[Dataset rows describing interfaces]
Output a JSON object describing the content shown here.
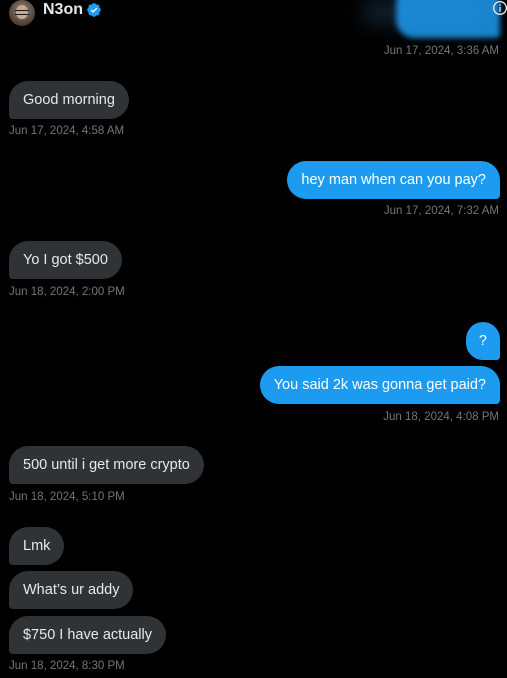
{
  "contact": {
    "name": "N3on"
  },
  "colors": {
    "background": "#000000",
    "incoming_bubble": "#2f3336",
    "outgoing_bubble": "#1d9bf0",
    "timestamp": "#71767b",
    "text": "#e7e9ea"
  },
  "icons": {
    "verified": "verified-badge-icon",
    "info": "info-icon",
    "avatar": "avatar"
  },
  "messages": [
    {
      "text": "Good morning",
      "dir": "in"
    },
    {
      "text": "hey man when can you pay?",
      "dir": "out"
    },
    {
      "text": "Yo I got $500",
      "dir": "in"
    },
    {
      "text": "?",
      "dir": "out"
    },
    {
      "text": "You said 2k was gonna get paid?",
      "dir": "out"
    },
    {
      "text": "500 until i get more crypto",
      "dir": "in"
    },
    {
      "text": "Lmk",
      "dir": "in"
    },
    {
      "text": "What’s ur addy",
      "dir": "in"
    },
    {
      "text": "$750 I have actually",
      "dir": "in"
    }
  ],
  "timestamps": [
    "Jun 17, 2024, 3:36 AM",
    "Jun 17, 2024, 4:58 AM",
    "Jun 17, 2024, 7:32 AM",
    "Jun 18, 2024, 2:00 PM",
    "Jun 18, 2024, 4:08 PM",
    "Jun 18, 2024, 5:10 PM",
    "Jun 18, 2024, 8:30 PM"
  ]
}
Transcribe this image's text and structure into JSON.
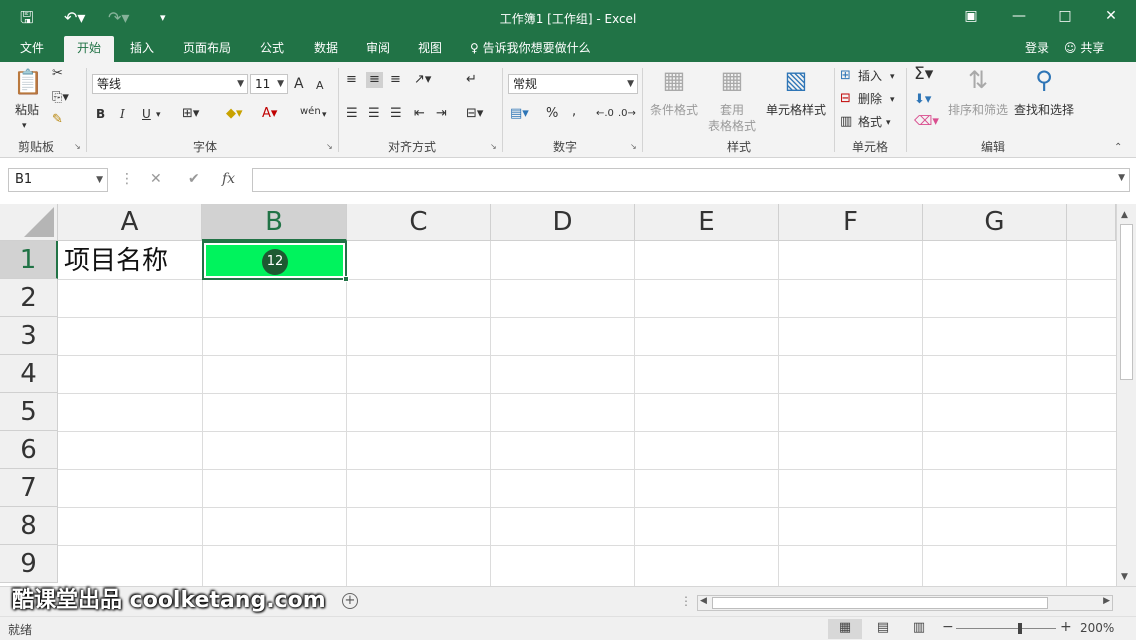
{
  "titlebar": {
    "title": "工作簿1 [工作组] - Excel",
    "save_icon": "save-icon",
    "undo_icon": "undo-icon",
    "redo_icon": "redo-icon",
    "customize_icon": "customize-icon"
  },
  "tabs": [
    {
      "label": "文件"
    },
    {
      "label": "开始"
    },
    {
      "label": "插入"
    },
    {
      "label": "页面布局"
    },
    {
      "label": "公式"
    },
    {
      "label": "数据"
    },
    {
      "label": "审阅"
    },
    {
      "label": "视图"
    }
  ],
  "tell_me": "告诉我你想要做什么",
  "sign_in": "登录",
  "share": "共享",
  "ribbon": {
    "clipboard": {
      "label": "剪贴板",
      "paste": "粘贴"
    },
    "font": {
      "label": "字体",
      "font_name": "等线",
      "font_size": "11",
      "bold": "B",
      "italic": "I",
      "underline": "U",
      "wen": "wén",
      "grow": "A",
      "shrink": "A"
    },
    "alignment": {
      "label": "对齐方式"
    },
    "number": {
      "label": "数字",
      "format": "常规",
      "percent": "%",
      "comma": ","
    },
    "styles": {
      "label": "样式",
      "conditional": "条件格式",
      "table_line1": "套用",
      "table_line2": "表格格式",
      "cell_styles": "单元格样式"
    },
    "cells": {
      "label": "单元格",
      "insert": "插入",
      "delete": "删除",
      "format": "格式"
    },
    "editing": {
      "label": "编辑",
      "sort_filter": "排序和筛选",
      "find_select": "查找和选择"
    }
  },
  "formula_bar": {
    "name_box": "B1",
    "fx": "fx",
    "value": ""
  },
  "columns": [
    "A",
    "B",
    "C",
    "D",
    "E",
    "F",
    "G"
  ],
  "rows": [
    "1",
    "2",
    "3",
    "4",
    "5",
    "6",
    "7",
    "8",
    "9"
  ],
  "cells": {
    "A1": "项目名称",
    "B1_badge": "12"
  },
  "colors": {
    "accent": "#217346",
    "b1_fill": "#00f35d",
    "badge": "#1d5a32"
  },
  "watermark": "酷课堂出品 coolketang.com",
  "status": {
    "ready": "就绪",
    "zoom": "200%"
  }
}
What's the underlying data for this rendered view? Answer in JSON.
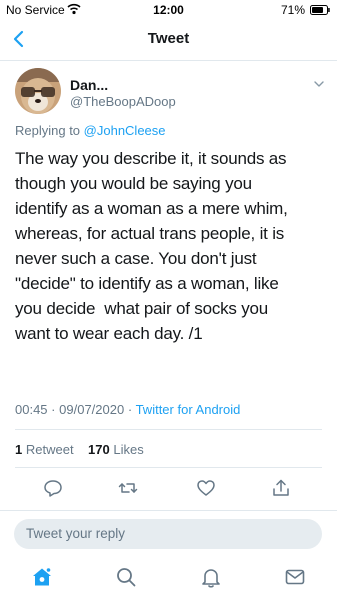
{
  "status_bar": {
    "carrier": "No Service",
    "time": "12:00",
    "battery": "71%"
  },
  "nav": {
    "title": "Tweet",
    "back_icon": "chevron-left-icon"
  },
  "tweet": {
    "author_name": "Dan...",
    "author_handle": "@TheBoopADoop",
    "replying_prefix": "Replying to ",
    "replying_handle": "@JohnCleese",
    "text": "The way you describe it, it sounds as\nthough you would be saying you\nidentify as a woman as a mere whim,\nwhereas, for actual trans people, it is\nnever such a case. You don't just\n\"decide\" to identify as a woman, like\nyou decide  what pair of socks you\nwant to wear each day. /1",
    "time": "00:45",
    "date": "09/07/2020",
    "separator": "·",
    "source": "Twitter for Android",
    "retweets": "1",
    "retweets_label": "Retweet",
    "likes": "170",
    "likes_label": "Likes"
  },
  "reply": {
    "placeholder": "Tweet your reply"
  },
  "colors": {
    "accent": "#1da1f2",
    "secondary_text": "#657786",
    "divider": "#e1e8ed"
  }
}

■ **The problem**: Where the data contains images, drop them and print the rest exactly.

■ **Solution for this exercise**:
Output a JSON object describing the content shown here.
{
  "contact": {
    "name": "N3on"
  },
  "colors": {
    "background": "#000000",
    "incoming_bubble": "#2f3336",
    "outgoing_bubble": "#1d9bf0",
    "timestamp": "#71767b",
    "text": "#e7e9ea"
  },
  "icons": {
    "verified": "verified-badge-icon",
    "info": "info-icon",
    "avatar": "avatar"
  },
  "messages": [
    {
      "text": "Good morning",
      "dir": "in"
    },
    {
      "text": "hey man when can you pay?",
      "dir": "out"
    },
    {
      "text": "Yo I got $500",
      "dir": "in"
    },
    {
      "text": "?",
      "dir": "out"
    },
    {
      "text": "You said 2k was gonna get paid?",
      "dir": "out"
    },
    {
      "text": "500 until i get more crypto",
      "dir": "in"
    },
    {
      "text": "Lmk",
      "dir": "in"
    },
    {
      "text": "What’s ur addy",
      "dir": "in"
    },
    {
      "text": "$750 I have actually",
      "dir": "in"
    }
  ],
  "timestamps": [
    "Jun 17, 2024, 3:36 AM",
    "Jun 17, 2024, 4:58 AM",
    "Jun 17, 2024, 7:32 AM",
    "Jun 18, 2024, 2:00 PM",
    "Jun 18, 2024, 4:08 PM",
    "Jun 18, 2024, 5:10 PM",
    "Jun 18, 2024, 8:30 PM"
  ]
}
Transcribe this image's text and structure into JSON.
{
  "titlebar": {
    "title": "工作簿1 [工作组] - Excel",
    "save_icon": "save-icon",
    "undo_icon": "undo-icon",
    "redo_icon": "redo-icon",
    "customize_icon": "customize-icon"
  },
  "tabs": [
    {
      "label": "文件"
    },
    {
      "label": "开始"
    },
    {
      "label": "插入"
    },
    {
      "label": "页面布局"
    },
    {
      "label": "公式"
    },
    {
      "label": "数据"
    },
    {
      "label": "审阅"
    },
    {
      "label": "视图"
    }
  ],
  "tell_me": "告诉我你想要做什么",
  "sign_in": "登录",
  "share": "共享",
  "ribbon": {
    "clipboard": {
      "label": "剪贴板",
      "paste": "粘贴"
    },
    "font": {
      "label": "字体",
      "font_name": "等线",
      "font_size": "11",
      "bold": "B",
      "italic": "I",
      "underline": "U",
      "wen": "wén",
      "grow": "A",
      "shrink": "A"
    },
    "alignment": {
      "label": "对齐方式"
    },
    "number": {
      "label": "数字",
      "format": "常规",
      "percent": "%",
      "comma": ","
    },
    "styles": {
      "label": "样式",
      "conditional": "条件格式",
      "table_line1": "套用",
      "table_line2": "表格格式",
      "cell_styles": "单元格样式"
    },
    "cells": {
      "label": "单元格",
      "insert": "插入",
      "delete": "删除",
      "format": "格式"
    },
    "editing": {
      "label": "编辑",
      "sort_filter": "排序和筛选",
      "find_select": "查找和选择"
    }
  },
  "formula_bar": {
    "name_box": "B1",
    "fx": "fx",
    "value": ""
  },
  "columns": [
    "A",
    "B",
    "C",
    "D",
    "E",
    "F",
    "G"
  ],
  "rows": [
    "1",
    "2",
    "3",
    "4",
    "5",
    "6",
    "7",
    "8",
    "9"
  ],
  "cells": {
    "A1": "项目名称",
    "B1_badge": "12"
  },
  "colors": {
    "accent": "#217346",
    "b1_fill": "#00f35d",
    "badge": "#1d5a32"
  },
  "watermark": "酷课堂出品 coolketang.com",
  "status": {
    "ready": "就绪",
    "zoom": "200%"
  }
}
What's the underlying data for this rendered view? Answer in JSON.
{
  "status_bar": {
    "carrier": "No Service",
    "time": "12:00",
    "battery": "71%"
  },
  "nav": {
    "title": "Tweet",
    "back_icon": "chevron-left-icon"
  },
  "tweet": {
    "author_name": "Dan...",
    "author_handle": "@TheBoopADoop",
    "replying_prefix": "Replying to ",
    "replying_handle": "@JohnCleese",
    "text": "The way you describe it, it sounds as\nthough you would be saying you\nidentify as a woman as a mere whim,\nwhereas, for actual trans people, it is\nnever such a case. You don't just\n\"decide\" to identify as a woman, like\nyou decide  what pair of socks you\nwant to wear each day. /1",
    "time": "00:45",
    "date": "09/07/2020",
    "separator": "·",
    "source": "Twitter for Android",
    "retweets": "1",
    "retweets_label": "Retweet",
    "likes": "170",
    "likes_label": "Likes"
  },
  "reply": {
    "placeholder": "Tweet your reply"
  },
  "colors": {
    "accent": "#1da1f2",
    "secondary_text": "#657786",
    "divider": "#e1e8ed"
  }
}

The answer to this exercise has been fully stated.